Dataset rows for apps and sites:
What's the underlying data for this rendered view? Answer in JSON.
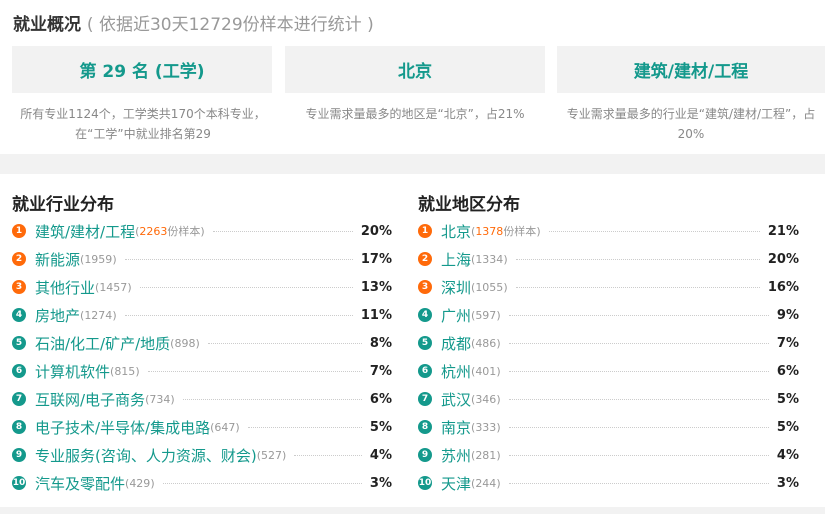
{
  "header": {
    "title": "就业概况",
    "subtitle": "( 依据近30天12729份样本进行统计 )"
  },
  "cards": [
    {
      "value": "第 29 名 (工学)",
      "desc": "所有专业1124个，工学类共170个本科专业，在“工学”中就业排名第29"
    },
    {
      "value": "北京",
      "desc": "专业需求量最多的地区是“北京”，占21%"
    },
    {
      "value": "建筑/建材/工程",
      "desc": "专业需求量最多的行业是“建筑/建材/工程”，占20%"
    }
  ],
  "industry": {
    "title": "就业行业分布",
    "sample_suffix": "份样本",
    "items": [
      {
        "rank": "1",
        "name": "建筑/建材/工程",
        "count": "2263",
        "pct": "20%"
      },
      {
        "rank": "2",
        "name": "新能源",
        "count": "1959",
        "pct": "17%"
      },
      {
        "rank": "3",
        "name": "其他行业",
        "count": "1457",
        "pct": "13%"
      },
      {
        "rank": "4",
        "name": "房地产",
        "count": "1274",
        "pct": "11%"
      },
      {
        "rank": "5",
        "name": "石油/化工/矿产/地质",
        "count": "898",
        "pct": "8%"
      },
      {
        "rank": "6",
        "name": "计算机软件",
        "count": "815",
        "pct": "7%"
      },
      {
        "rank": "7",
        "name": "互联网/电子商务",
        "count": "734",
        "pct": "6%"
      },
      {
        "rank": "8",
        "name": "电子技术/半导体/集成电路",
        "count": "647",
        "pct": "5%"
      },
      {
        "rank": "9",
        "name": "专业服务(咨询、人力资源、财会)",
        "count": "527",
        "pct": "4%"
      },
      {
        "rank": "10",
        "name": "汽车及零配件",
        "count": "429",
        "pct": "3%"
      }
    ]
  },
  "region": {
    "title": "就业地区分布",
    "sample_suffix": "份样本",
    "items": [
      {
        "rank": "1",
        "name": "北京",
        "count": "1378",
        "pct": "21%"
      },
      {
        "rank": "2",
        "name": "上海",
        "count": "1334",
        "pct": "20%"
      },
      {
        "rank": "3",
        "name": "深圳",
        "count": "1055",
        "pct": "16%"
      },
      {
        "rank": "4",
        "name": "广州",
        "count": "597",
        "pct": "9%"
      },
      {
        "rank": "5",
        "name": "成都",
        "count": "486",
        "pct": "7%"
      },
      {
        "rank": "6",
        "name": "杭州",
        "count": "401",
        "pct": "6%"
      },
      {
        "rank": "7",
        "name": "武汉",
        "count": "346",
        "pct": "5%"
      },
      {
        "rank": "8",
        "name": "南京",
        "count": "333",
        "pct": "5%"
      },
      {
        "rank": "9",
        "name": "苏州",
        "count": "281",
        "pct": "4%"
      },
      {
        "rank": "10",
        "name": "天津",
        "count": "244",
        "pct": "3%"
      }
    ]
  },
  "colors": {
    "accent": "#14998c",
    "hot": "#ff6a0a"
  }
}
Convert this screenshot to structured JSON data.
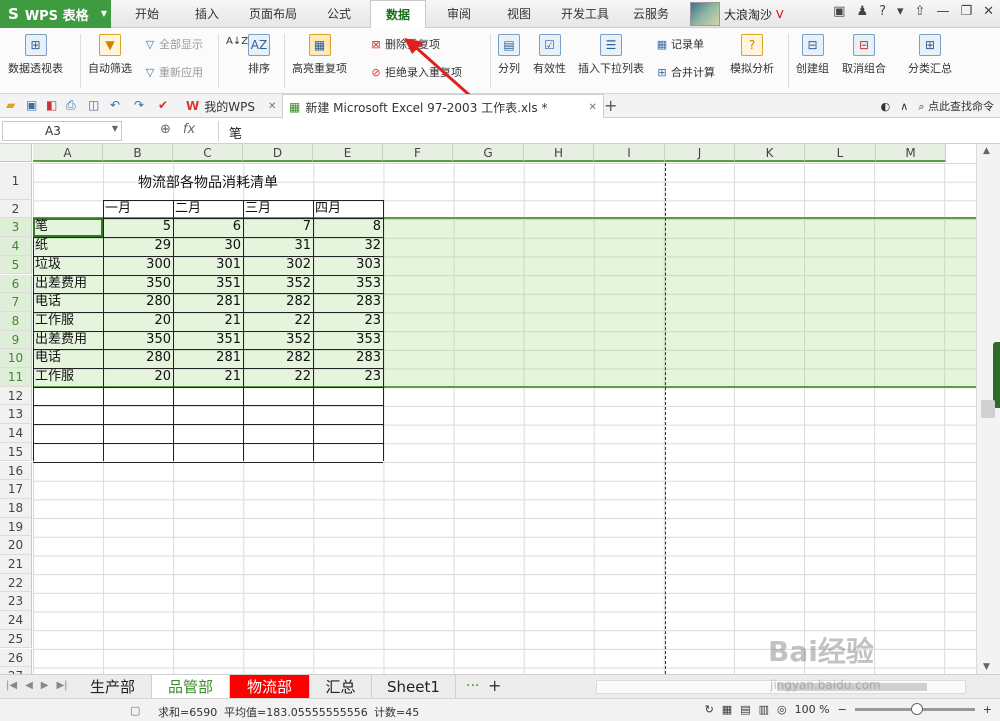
{
  "app": {
    "name": "WPS 表格",
    "logo": "S"
  },
  "menu": [
    "开始",
    "插入",
    "页面布局",
    "公式",
    "数据",
    "审阅",
    "视图",
    "开发工具",
    "云服务"
  ],
  "active_menu": "数据",
  "user": {
    "name": "大浪淘沙"
  },
  "ribbon": {
    "pivot": "数据透视表",
    "autofilter": "自动筛选",
    "show_all": "全部显示",
    "reapply": "重新应用",
    "sort_asc": "A↓Z",
    "sort": "排序",
    "highlight_dup": "高亮重复项",
    "remove_dup": "删除重复项",
    "reject_dup": "拒绝录入重复项",
    "split": "分列",
    "validity": "有效性",
    "insert_dropdown": "插入下拉列表",
    "record": "记录单",
    "merge_calc": "合并计算",
    "simulate": "模拟分析",
    "create_group": "创建组",
    "ungroup": "取消组合",
    "subtotal": "分类汇总"
  },
  "tabs": {
    "home": "我的WPS",
    "doc": "新建 Microsoft Excel 97-2003 工作表.xls *",
    "search": "点此查找命令"
  },
  "formula_bar": {
    "name_box": "A3",
    "content": "笔"
  },
  "columns": [
    "A",
    "B",
    "C",
    "D",
    "E",
    "F",
    "G",
    "H",
    "I",
    "J",
    "K",
    "L",
    "M"
  ],
  "rows": [
    "1",
    "2",
    "3",
    "4",
    "5",
    "6",
    "7",
    "8",
    "9",
    "10",
    "11",
    "12",
    "13",
    "14",
    "15",
    "16",
    "17",
    "18",
    "19",
    "20",
    "21",
    "22",
    "23",
    "24",
    "25",
    "26",
    "27"
  ],
  "sheet": {
    "title": "物流部各物品消耗清单",
    "months": [
      "一月",
      "二月",
      "三月",
      "四月"
    ],
    "items": [
      {
        "name": "笔",
        "values": [
          5,
          6,
          7,
          8
        ]
      },
      {
        "name": "纸",
        "values": [
          29,
          30,
          31,
          32
        ]
      },
      {
        "name": "垃圾",
        "values": [
          300,
          301,
          302,
          303
        ]
      },
      {
        "name": "出差费用",
        "values": [
          350,
          351,
          352,
          353
        ]
      },
      {
        "name": "电话",
        "values": [
          280,
          281,
          282,
          283
        ]
      },
      {
        "name": "工作服",
        "values": [
          20,
          21,
          22,
          23
        ]
      },
      {
        "name": "出差费用",
        "values": [
          350,
          351,
          352,
          353
        ]
      },
      {
        "name": "电话",
        "values": [
          280,
          281,
          282,
          283
        ]
      },
      {
        "name": "工作服",
        "values": [
          20,
          21,
          22,
          23
        ]
      }
    ]
  },
  "sheet_tabs": [
    "生产部",
    "品管部",
    "物流部",
    "汇总",
    "Sheet1"
  ],
  "active_sheet": "品管部",
  "highlighted_sheet": "物流部",
  "more_sheets": "···",
  "add_sheet": "+",
  "status": {
    "sum": "求和=6590",
    "avg": "平均值=183.05555555556",
    "count": "计数=45",
    "zoom": "100 %"
  },
  "watermark": {
    "brand": "Bai经验",
    "url": "jingyan.baidu.com"
  },
  "colors": {
    "accent": "#3f9b3f",
    "selection": "#dff0d8",
    "red_tab": "#ff0000"
  }
}
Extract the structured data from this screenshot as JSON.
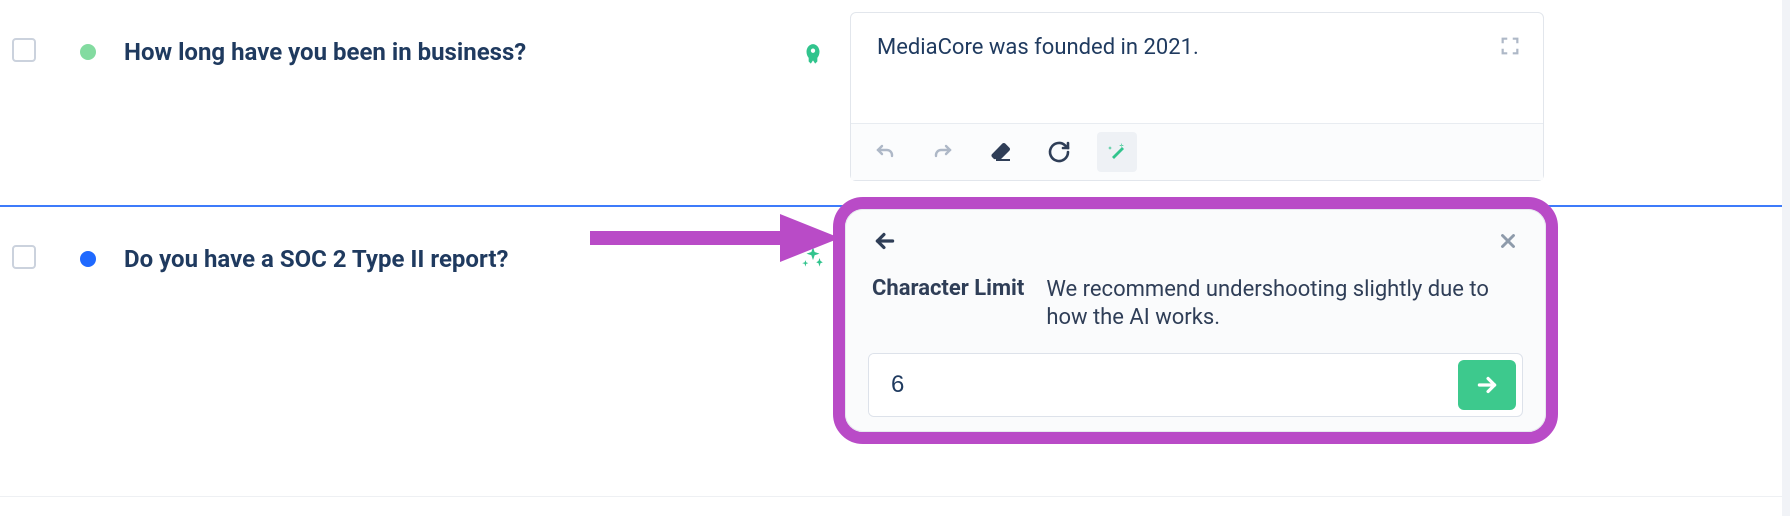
{
  "rows": [
    {
      "label": "How long have you been in business?",
      "dotColor": "green"
    },
    {
      "label": "Do you have a SOC 2 Type II report?",
      "dotColor": "blue"
    }
  ],
  "answer": {
    "text": "MediaCore was founded in 2021."
  },
  "popover": {
    "title": "Character Limit",
    "hint": "We recommend undershooting slightly due to how the AI works.",
    "input_value": "6"
  }
}
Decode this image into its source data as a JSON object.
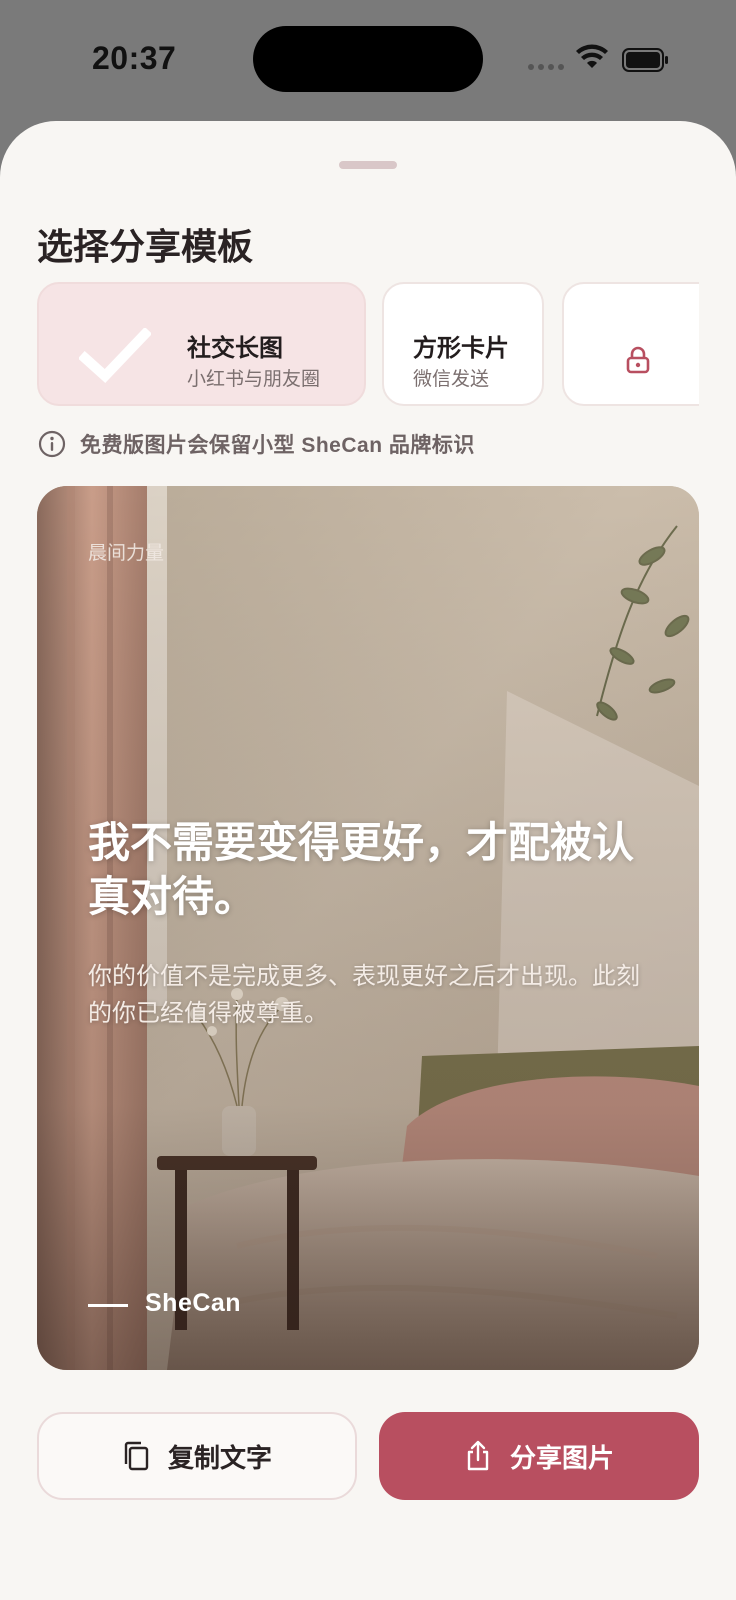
{
  "status_bar": {
    "time": "20:37"
  },
  "sheet": {
    "title": "选择分享模板",
    "templates": [
      {
        "name": "社交长图",
        "subtitle": "小红书与朋友圈",
        "selected": true
      },
      {
        "name": "方形卡片",
        "subtitle": "微信发送",
        "selected": false
      },
      {
        "name": "",
        "subtitle": "",
        "selected": false,
        "locked": true,
        "icon": "lock-icon"
      }
    ],
    "notice": "免费版图片会保留小型 SheCan 品牌标识"
  },
  "preview": {
    "kicker": "晨间力量",
    "quote": "我不需要变得更好，才配被认真对待。",
    "body": "你的价值不是完成更多、表现更好之后才出现。此刻的你已经值得被尊重。",
    "brand": "SheCan"
  },
  "actions": {
    "copy_label": "复制文字",
    "share_label": "分享图片"
  },
  "colors": {
    "accent": "#b84f60",
    "selected_card_bg": "#f6e4e5",
    "sheet_bg": "#f8f6f3"
  }
}
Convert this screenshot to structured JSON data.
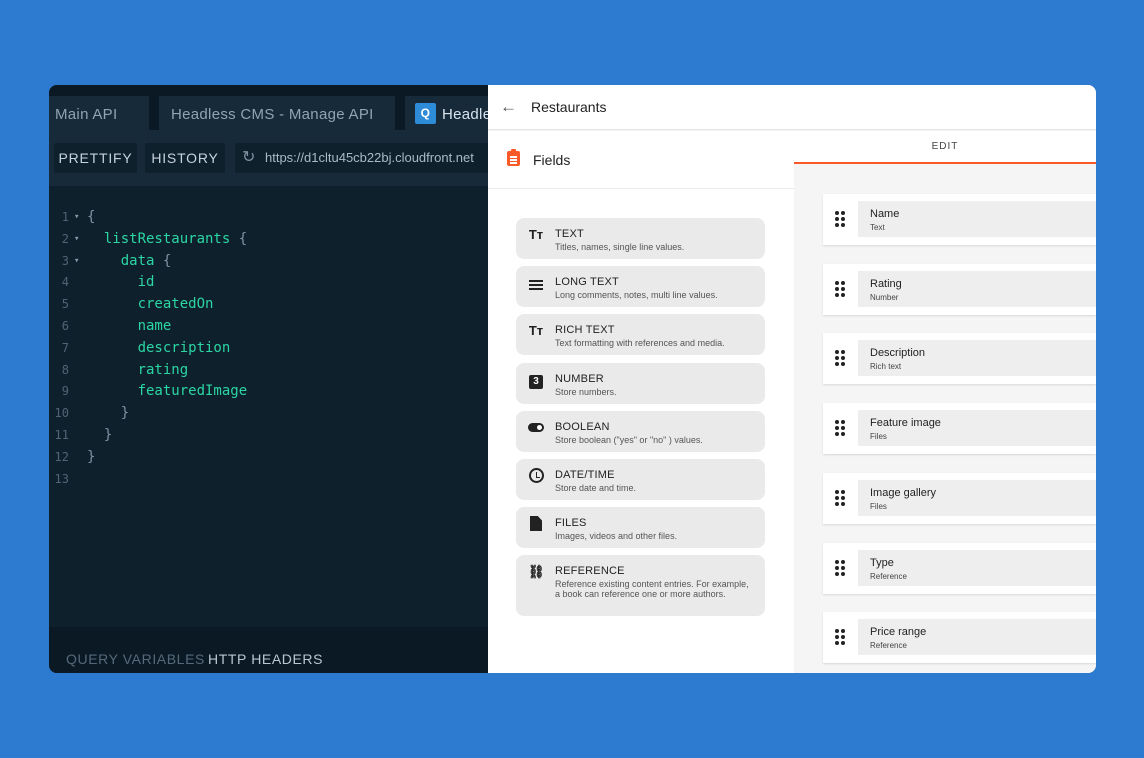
{
  "playground": {
    "tabs": [
      {
        "label": "Main API"
      },
      {
        "label": "Headless CMS - Manage API"
      },
      {
        "badge": "Q",
        "label": "Headless CMS"
      }
    ],
    "toolbar": {
      "prettify": "PRETTIFY",
      "history": "HISTORY",
      "url": "https://d1cltu45cb22bj.cloudfront.net"
    },
    "code": [
      {
        "n": "1",
        "fold": "▾",
        "text": "{",
        "field": ""
      },
      {
        "n": "2",
        "fold": "▾",
        "text": "  ",
        "field": "listRestaurants",
        "after": " {"
      },
      {
        "n": "3",
        "fold": "▾",
        "text": "    ",
        "field": "data",
        "after": " {"
      },
      {
        "n": "4",
        "fold": "",
        "text": "      ",
        "field": "id"
      },
      {
        "n": "5",
        "fold": "",
        "text": "      ",
        "field": "createdOn"
      },
      {
        "n": "6",
        "fold": "",
        "text": "      ",
        "field": "name"
      },
      {
        "n": "7",
        "fold": "",
        "text": "      ",
        "field": "description"
      },
      {
        "n": "8",
        "fold": "",
        "text": "      ",
        "field": "rating"
      },
      {
        "n": "9",
        "fold": "",
        "text": "      ",
        "field": "featuredImage"
      },
      {
        "n": "10",
        "fold": "",
        "text": "    }",
        "field": ""
      },
      {
        "n": "11",
        "fold": "",
        "text": "  }",
        "field": ""
      },
      {
        "n": "12",
        "fold": "",
        "text": "}",
        "field": ""
      },
      {
        "n": "13",
        "fold": "",
        "text": "",
        "field": ""
      }
    ],
    "bottom": {
      "query_variables": "QUERY VARIABLES",
      "http_headers": "HTTP HEADERS"
    }
  },
  "cms": {
    "title": "Restaurants",
    "fields_title": "Fields",
    "edit_tab": "EDIT",
    "field_types": [
      {
        "icon": "text-icon",
        "name": "TEXT",
        "desc": "Titles, names, single line values."
      },
      {
        "icon": "long-text-icon",
        "name": "LONG TEXT",
        "desc": "Long comments, notes, multi line values."
      },
      {
        "icon": "rich-text-icon",
        "name": "RICH TEXT",
        "desc": "Text formatting with references and media."
      },
      {
        "icon": "number-icon",
        "name": "NUMBER",
        "desc": "Store numbers."
      },
      {
        "icon": "boolean-icon",
        "name": "BOOLEAN",
        "desc": "Store boolean (\"yes\" or \"no\" ) values."
      },
      {
        "icon": "clock-icon",
        "name": "DATE/TIME",
        "desc": "Store date and time."
      },
      {
        "icon": "file-icon",
        "name": "FILES",
        "desc": "Images, videos and other files."
      },
      {
        "icon": "link-icon",
        "name": "REFERENCE",
        "desc": "Reference existing content entries. For example, a book can reference one or more authors."
      }
    ],
    "model_fields": [
      {
        "name": "Name",
        "type": "Text"
      },
      {
        "name": "Rating",
        "type": "Number"
      },
      {
        "name": "Description",
        "type": "Rich text"
      },
      {
        "name": "Feature image",
        "type": "Files"
      },
      {
        "name": "Image gallery",
        "type": "Files"
      },
      {
        "name": "Type",
        "type": "Reference"
      },
      {
        "name": "Price range",
        "type": "Reference"
      }
    ],
    "accent_color": "#fa5a28"
  }
}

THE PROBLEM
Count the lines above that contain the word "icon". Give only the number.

RESPONSE
9